The coffee craze certainly hasn’t reached Anchorage, even though it is closely connected to the coffee towns of Seattle and Vancouver. Kaladi Brothers has a few outlets around the city and while the baristas try, the outcome isn’t anything to savor. It is even more surprising given the minimal daylight hours which make you pray for good coffee, but maybe it is too dark and the locals prefer something stronger.
Alaska has undoubtedly bought into the artisan draft beer craze. Besides the excellent Glacier BrewHouse, there is the Anchorage Brewing Company brewery and the Midnight Sun Brewing Company. All of them make a wide variety of artisan beers including IPA’s, bocks, stouts and ales. The latter brewery opens for breakfast and closes at 8PM as part of their license. It’s in a great location, hidden between various industrial buildings.

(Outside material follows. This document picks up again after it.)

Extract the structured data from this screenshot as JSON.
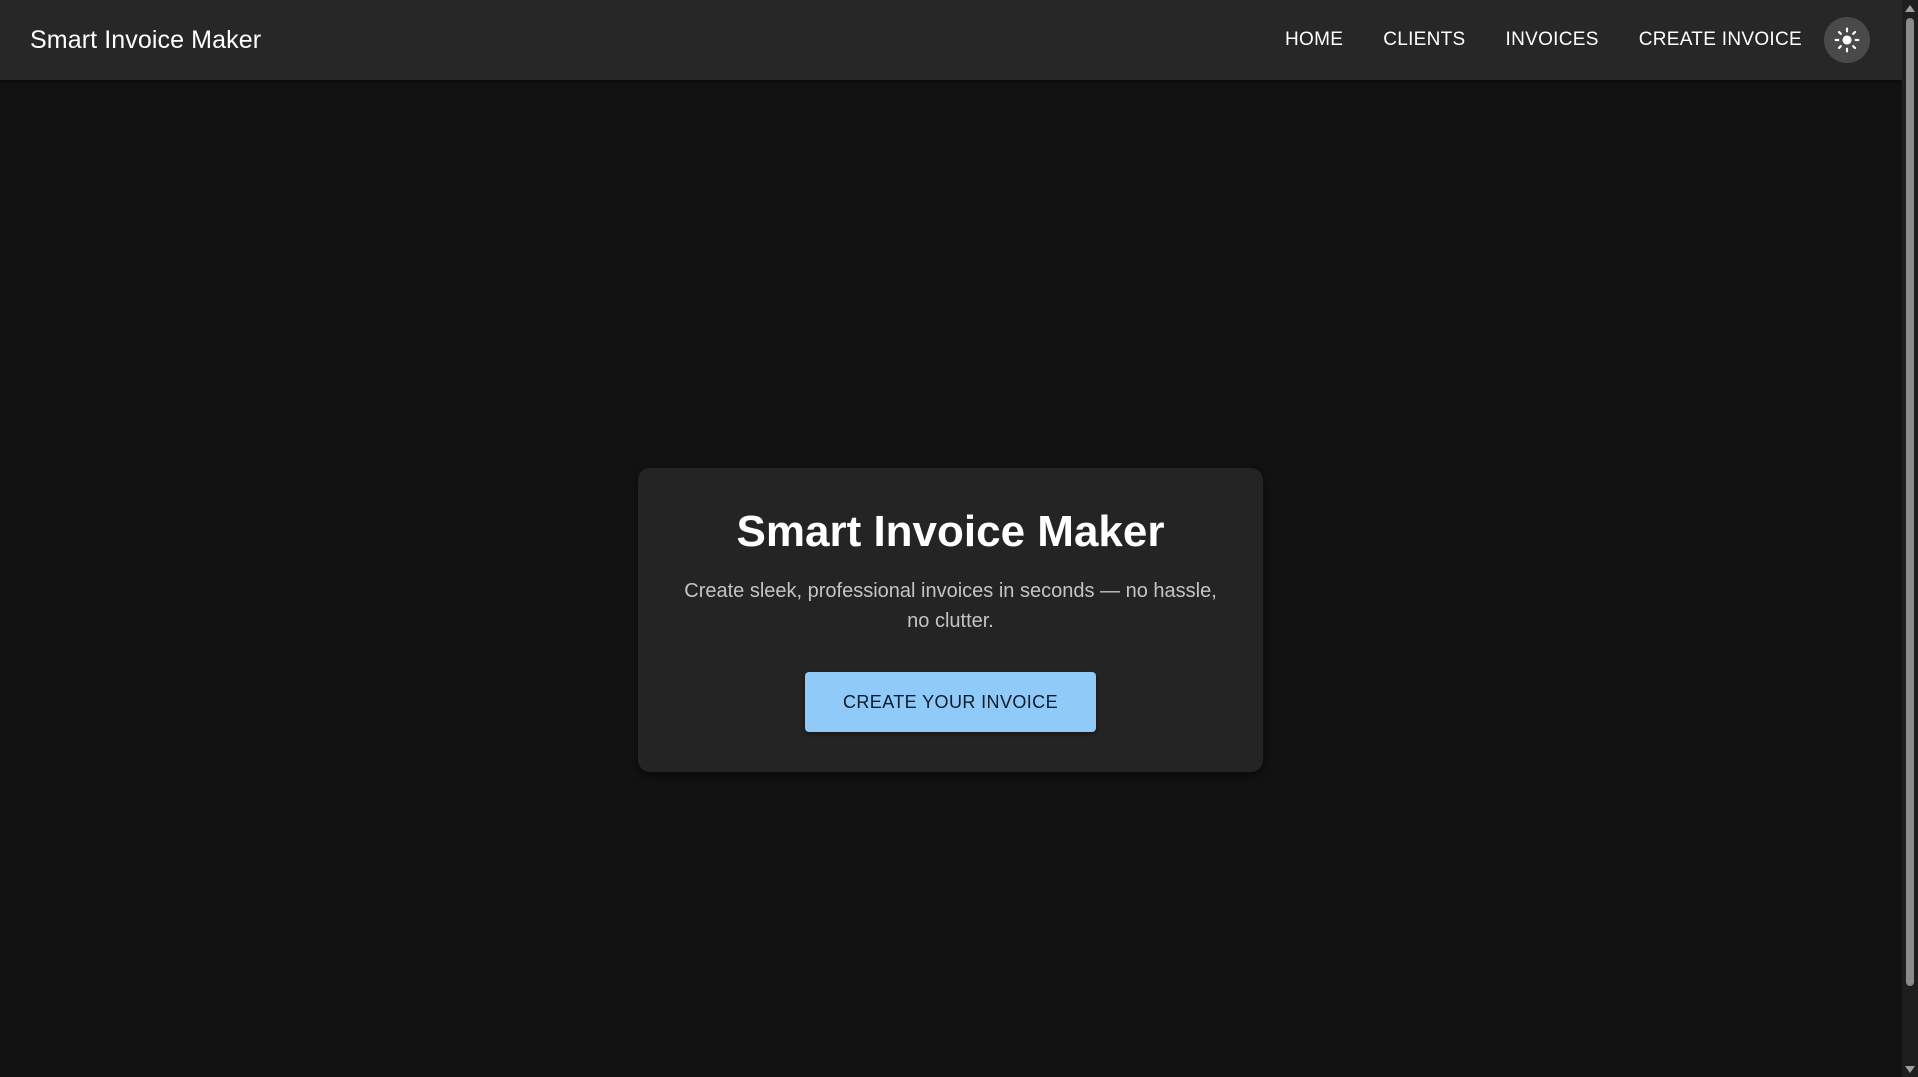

People in Alaska seem to be much less jaded by tourism than other places in the USA. Every interaction I had was much warmer and friendlier than in the coastal cities where I usually spend my time.
I found Anchorage a fantastic place to experience in a short visit and it’s too bad you cant stop over on a flight to Asia anymore. It’s a very remote corner of this world and beats most Siberian cities like Irkutsk and Novosibirsk in terms of liveliness. I’d love to go back and hike into the wilderness, see more remote glaciers and fly into a remote lodge on a seaplane. So many things to do – so little time!
What is your take on Anchorage?